Originally published April, 1997
An MD&DI April 1997 Column
At last month's annual HIMA meeting in St. Petersburg, FL, the challenges posed by cost-effectiveness were the subject of much discussion, by both speakers and attendees. The crucial question, as always for the device industry, was whether innovation would be retarded, not by FDA this time, but by health-care providers and payers insisting that device companies demonstrate the cost-effectiveness of their products.
As venture capitalist Ross Jaffe put it, circumstances for developers of devices have shifted from "Field of Dreams" expectations--if you build it, they will buy--to the "Missouri Complex"--if you want them to buy, you'd better show them good data on cost-effectiveness. His fellow speaker, venture capitalist Jonathan Osgood, noted that as a result of this change, "the structure of your clinical trials will have to change to reflect demands for clinical outcomes data."
Osgood wasn't troubled by this. Indeed, he was upbeat about the prospects for the device industry. But many device companies are worried about the cost of developing these data. HIMA president Alan Magazine told me later that the Wilkerson study commissioned by HIMA two years ago found that 93% of medical devices had markets worth less than $150 million. Because of this limited payoff, he said, smaller device companies are increasingly abandoning the development of some devices rather than incur the substantial costs of outcome studies.
But is innovation in fact being dampened by this trend? This was the subject of much debate in a "Socratic Dialogue" among eight panelists and their audience. Most of the panelists felt that innovation was as plentiful as ever, if not more so, but several in the audience disagreed. No one, however, could offer evidence either way.
What was clear, however, was that the term cost-effectiveness has been poorly defined to date. As panelist Earl Steinberg said, "Most people don't understand what cost-effectiveness is and most consumers don't care." The amount of wrangling by the panelists over what it does mean, and the number of times audience members mixed it up with regulatory issues, buttressed his point.
I don't mean to minimize the importance of cost-effectiveness requirements to device companies. But I don't think it's likely that such requirements will be the undoing of innovation. Innovators will be more challenged in developing their products than in the past, but I believe that there will be highly motivated partners--large companies, financial sources, suppliers, and customers among them--ready to step in and help them over the hurdles.

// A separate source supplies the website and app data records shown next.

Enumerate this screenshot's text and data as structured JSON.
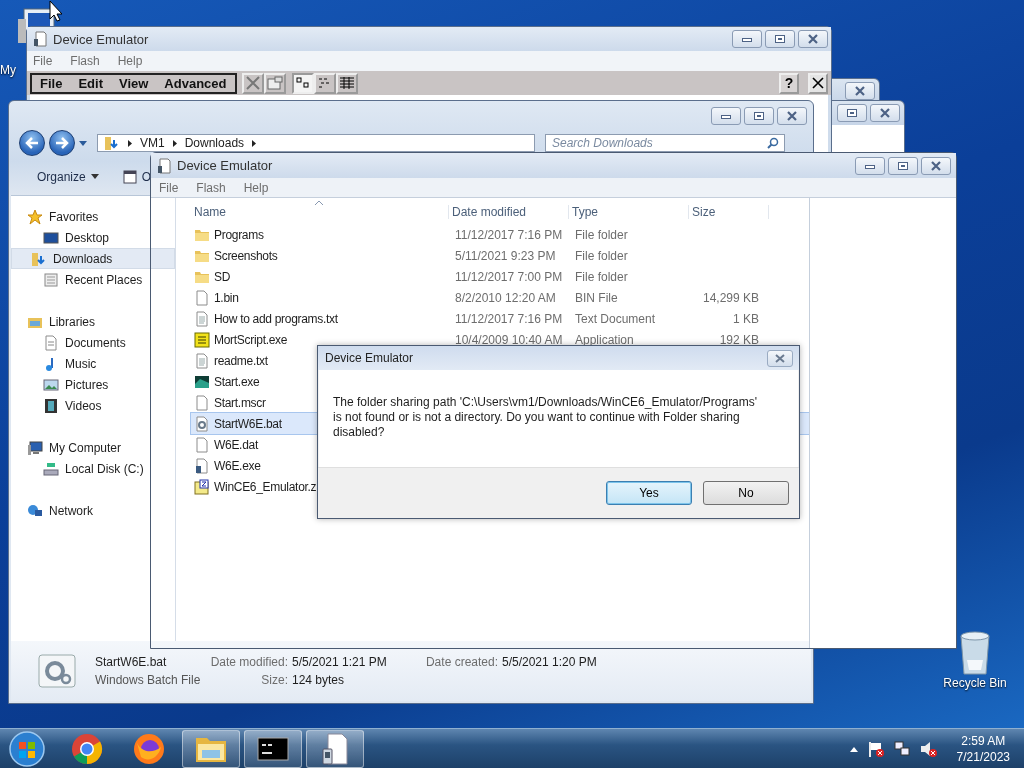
{
  "desktop": {
    "icons": [
      {
        "label": "My",
        "kind": "computer"
      },
      {
        "label": "Recycle Bin",
        "kind": "recycle-bin"
      }
    ]
  },
  "emulator_window": {
    "title": "Device Emulator",
    "menu": [
      "File",
      "Flash",
      "Help"
    ],
    "device_menu": [
      "File",
      "Edit",
      "View",
      "Advanced"
    ],
    "device_toolbar": [
      {
        "kind": "delete",
        "selected": false
      },
      {
        "kind": "properties",
        "selected": false
      },
      {
        "kind": "large-icons",
        "selected": true
      },
      {
        "kind": "list",
        "selected": false
      },
      {
        "kind": "details",
        "selected": false
      }
    ],
    "help_button": "?"
  },
  "explorer": {
    "address": [
      "VM1",
      "Downloads"
    ],
    "search": {
      "placeholder": "Search Downloads"
    },
    "toolbar": [
      {
        "label": "Organize",
        "kind": "menu"
      },
      {
        "label": "O",
        "kind": "command"
      }
    ],
    "sidebar": [
      {
        "label": "Favorites",
        "kind": "star",
        "selected": false,
        "children": [
          {
            "label": "Desktop",
            "kind": "desktop",
            "selected": false
          },
          {
            "label": "Downloads",
            "kind": "downloads",
            "selected": true
          },
          {
            "label": "Recent Places",
            "kind": "recent",
            "selected": false
          }
        ]
      },
      {
        "label": "Libraries",
        "kind": "library",
        "selected": false,
        "children": [
          {
            "label": "Documents",
            "kind": "documents",
            "selected": false
          },
          {
            "label": "Music",
            "kind": "music",
            "selected": false
          },
          {
            "label": "Pictures",
            "kind": "pictures",
            "selected": false
          },
          {
            "label": "Videos",
            "kind": "videos",
            "selected": false
          }
        ]
      },
      {
        "label": "My Computer",
        "kind": "computer",
        "selected": false,
        "children": [
          {
            "label": "Local Disk (C:)",
            "kind": "disk",
            "selected": false
          }
        ]
      },
      {
        "label": "Network",
        "kind": "network",
        "selected": false
      }
    ],
    "columns": [
      "Name",
      "Date modified",
      "Type",
      "Size"
    ],
    "rows": [
      {
        "name": "Programs",
        "kind": "folder",
        "date": "11/12/2017 7:16 PM",
        "type": "File folder",
        "selected": false
      },
      {
        "name": "Screenshots",
        "kind": "folder",
        "date": "5/11/2021 9:23 PM",
        "type": "File folder",
        "selected": false
      },
      {
        "name": "SD",
        "kind": "folder",
        "date": "11/12/2017 7:00 PM",
        "type": "File folder",
        "selected": false
      },
      {
        "name": "1.bin",
        "kind": "file",
        "date": "8/2/2010 12:20 AM",
        "type": "BIN File",
        "size": "14,299 KB",
        "selected": false
      },
      {
        "name": "How to add programs.txt",
        "kind": "text",
        "date": "11/12/2017 7:16 PM",
        "type": "Text Document",
        "size": "1 KB",
        "selected": false
      },
      {
        "name": "MortScript.exe",
        "kind": "script-app",
        "date": "10/4/2009 10:40 AM",
        "type": "Application",
        "size": "192 KB",
        "selected": false
      },
      {
        "name": "readme.txt",
        "kind": "text",
        "selected": false
      },
      {
        "name": "Start.exe",
        "kind": "app",
        "selected": false
      },
      {
        "name": "Start.mscr",
        "kind": "file",
        "selected": false
      },
      {
        "name": "StartW6E.bat",
        "kind": "batch",
        "selected": true
      },
      {
        "name": "W6E.dat",
        "kind": "file",
        "selected": false
      },
      {
        "name": "W6E.exe",
        "kind": "emulator",
        "selected": false
      },
      {
        "name": "WinCE6_Emulator.z",
        "kind": "archive",
        "selected": false
      }
    ],
    "details": {
      "name": "StartW6E.bat",
      "type": "Windows Batch File",
      "fields": [
        {
          "label": "Date modified:",
          "value": "5/5/2021 1:21 PM"
        },
        {
          "label": "Size:",
          "value": "124 bytes"
        },
        {
          "label": "Date created:",
          "value": "5/5/2021 1:20 PM"
        }
      ]
    }
  },
  "front_window": {
    "title": "Device Emulator",
    "menu": [
      "File",
      "Flash",
      "Help"
    ]
  },
  "dialog": {
    "title": "Device Emulator",
    "message": "The folder sharing path 'C:\\Users\\vm1/Downloads/WinCE6_Emulator/Programs' is not found or is not a directory. Do you want to continue with Folder sharing disabled?",
    "buttons": [
      {
        "label": "Yes",
        "default": true
      },
      {
        "label": "No",
        "default": false
      }
    ]
  },
  "taskbar": {
    "apps": [
      {
        "kind": "chrome",
        "active": false
      },
      {
        "kind": "firefox",
        "active": false
      },
      {
        "kind": "explorer",
        "active": true
      },
      {
        "kind": "console",
        "active": true
      },
      {
        "kind": "emulator",
        "active": true
      }
    ],
    "time": "2:59 AM",
    "date": "7/21/2023"
  }
}
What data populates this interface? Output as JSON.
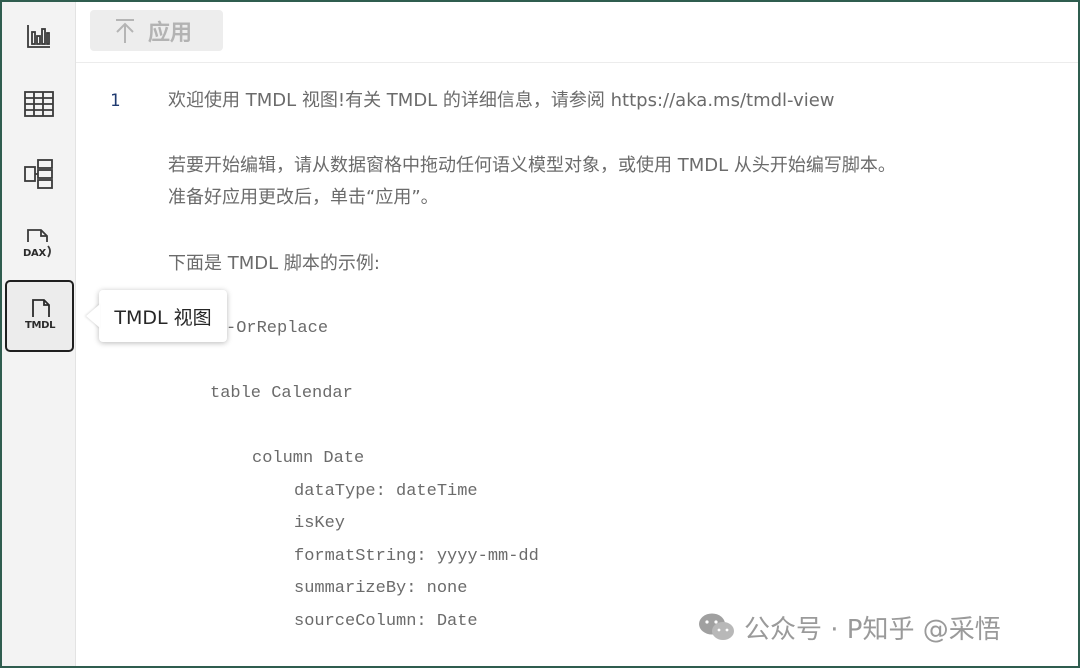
{
  "toolbar": {
    "apply_label": "应用"
  },
  "sidebar": {
    "items": [
      {
        "name": "report-view",
        "icon": "bar-chart-icon"
      },
      {
        "name": "table-view",
        "icon": "table-grid-icon"
      },
      {
        "name": "model-view",
        "icon": "model-diagram-icon"
      },
      {
        "name": "dax-query-view",
        "icon": "dax-icon",
        "label": "DAX"
      },
      {
        "name": "tmdl-view",
        "icon": "tmdl-icon",
        "label": "TMDL",
        "active": true
      }
    ]
  },
  "tooltip": {
    "text": "TMDL 视图"
  },
  "editor": {
    "line_number": "1",
    "intro": "欢迎使用 TMDL 视图!有关 TMDL 的详细信息，请参阅 https://aka.ms/tmdl-view",
    "instructions_1": "若要开始编辑，请从数据窗格中拖动任何语义模型对象，或使用 TMDL 从头开始编写脚本。",
    "instructions_2": "准备好应用更改后，单击“应用”。",
    "example_heading": "下面是 TMDL 脚本的示例:",
    "code_lines": [
      "-OrReplace",
      "table Calendar",
      "column Date",
      "dataType: dateTime",
      "isKey",
      "formatString: yyyy-mm-dd",
      "summarizeBy: none",
      "sourceColumn: Date"
    ]
  },
  "watermark": {
    "text": "公众号 · P知乎 @采悟"
  },
  "colors": {
    "frame_border": "#2f5d4f",
    "line_number": "#1f3a70",
    "code_text": "#6b6b6b"
  }
}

During the Dialogue, moderator Arthur Miller asked whether, given the current managed-care environment, Medtronic cofounder Earl Bakken would go into his garage to pioneer something like the pacemaker today. Somehow, the question was never answered. But I think he would, since that is what innovators are driven to do.
But would he come out of his garage with a commercially viable product? Again, I think the answer is yes--but the process of getting it onto the market would be dramatically different. The medical device industry will inevitably change, and soon. But for the foreseeable future, its reliance on innovation will not.